You can relate to God in a unique way when you’re single, and you will actually miss that if you get married.
I always thought this was some sort of sad lie that married people told single people to make them feel better. It’s not a lie though. My relationship with God didn’t lessen or get worse after I got married. It’s just different.
In all honesty, I don’t have the same desperate dependence I had on God now that I had when I was single. I have a person with skin on that can comfort me, which is great. I don’t have those sad crying, yelling conversations with God about how lonely I am, which is also great.

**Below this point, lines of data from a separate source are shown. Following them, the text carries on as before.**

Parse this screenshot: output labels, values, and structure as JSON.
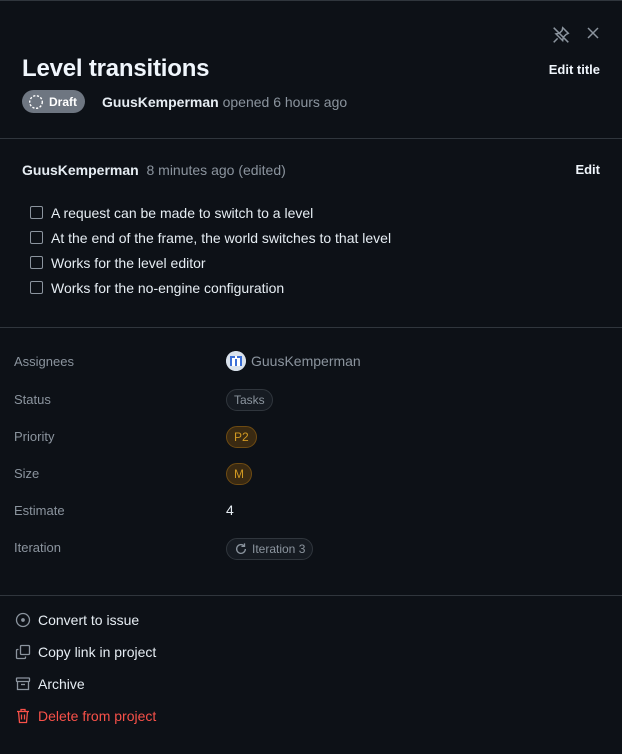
{
  "header": {
    "title": "Level transitions",
    "edit_title_label": "Edit title",
    "status_badge": "Draft",
    "author": "GuusKemperman",
    "opened_text": "opened 6 hours ago"
  },
  "comment": {
    "author": "GuusKemperman",
    "meta": "8 minutes ago (edited)",
    "edit_label": "Edit",
    "tasks": [
      {
        "label": "A request can be made to switch to a level",
        "checked": false
      },
      {
        "label": "At the end of the frame, the world switches to that level",
        "checked": false
      },
      {
        "label": "Works for the level editor",
        "checked": false
      },
      {
        "label": "Works for the no-engine configuration",
        "checked": false
      }
    ]
  },
  "fields": {
    "assignees": {
      "label": "Assignees",
      "value": "GuusKemperman"
    },
    "status": {
      "label": "Status",
      "value": "Tasks"
    },
    "priority": {
      "label": "Priority",
      "value": "P2"
    },
    "size": {
      "label": "Size",
      "value": "M"
    },
    "estimate": {
      "label": "Estimate",
      "value": "4"
    },
    "iteration": {
      "label": "Iteration",
      "value": "Iteration 3"
    }
  },
  "actions": {
    "convert": "Convert to issue",
    "copy_link": "Copy link in project",
    "archive": "Archive",
    "delete": "Delete from project"
  },
  "colors": {
    "background": "#0d1117",
    "danger": "#f85149",
    "warning": "#d29922",
    "muted": "#8b949e"
  }
}
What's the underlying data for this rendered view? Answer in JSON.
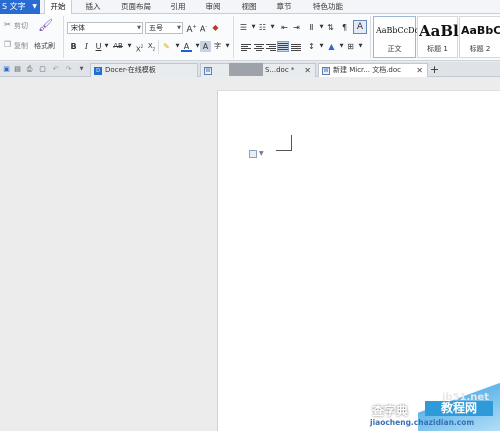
{
  "menubar": {
    "app_name": "S 文字",
    "tabs": [
      "开始",
      "插入",
      "页面布局",
      "引用",
      "审阅",
      "视图",
      "章节",
      "特色功能"
    ],
    "active_tab": "开始"
  },
  "ribbon": {
    "clipboard": {
      "cut": "剪切",
      "copy": "复制",
      "format_painter": "格式刷"
    },
    "font": {
      "family": "宋体",
      "size": "五号"
    },
    "styles": [
      {
        "sample": "AaBbCcDd",
        "name": "正文"
      },
      {
        "sample": "AaBl",
        "name": "标题 1"
      },
      {
        "sample": "AaBbC",
        "name": "标题 2"
      }
    ]
  },
  "tabbar": {
    "tabs": [
      {
        "label": "Docer-在线模板",
        "closable": false
      },
      {
        "label": "S...doc *",
        "closable": true
      },
      {
        "label": "新建 Micr... 文档.doc",
        "closable": true
      }
    ],
    "active_index": 2
  },
  "watermark": {
    "site": "jb51.net",
    "cn_left": "查字典",
    "cn_right": "教程网",
    "domain": "jiaocheng.chazidian.com"
  }
}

However, I wouldn’t go back and undo those experiences that I had when I was single for the world.
Those times really grew my relationship with God. I learned to trust God through the loneliness, through the disappointment, through the break ups, and the heartache in a way that I don’t think could happen now.
I don’t want to go back to all of that, but I appreciate it for the way it developed my relationship with God. Without those times, I wouldn’t be who I am today and I wouldn’t have the relationship with God that I have.
The church needs you, don’t hide.
Being single in church can be really hard. It’s easy to slip through the cracks or end up ghetto’ed in a single/young adult’s group. Don’t let that happen! We need you in the life of the church! You have something to offer.
Make sure you have married friends as well as single friends. They can help teach you about what’s (hopefully) to come. You can remind them that marriage is not their ultimate identity. Develop relationships with people who are in different stages of life and different ages.
One of the best things I did when I was single was get involved in a women’s Bible study that mixed everyone up. I developed relationships with grandmas, moms, college students, and people my own age. These relationships were instrumental in my life and I still treasure them.
Don’t wait until you’re married to take your place in the church. God has called you now, as a single person, to be a part of His body. Listen to that call!
Nothing you do can or will disqualify you from marriage (or any other gift from God).
There’s no sin you could commit or any stupid thing that could do that could eternally keep you from getting married. God is gracious. Even if you mess up terribly, God will still shower His grace upon you.
You could have sex, you could be a prostitute, you could be a porn star and God would still love you just as much. None of those things would disqualify you from having a great marriage if God chooses to give you that gift. He has given that gift to people who have done all of those things.
You are never too far gone. The beauty of grace is that God doesn’t give us what we deserve. He gives us what He wants to give us because He loves us. May you truly believe that.
With much love,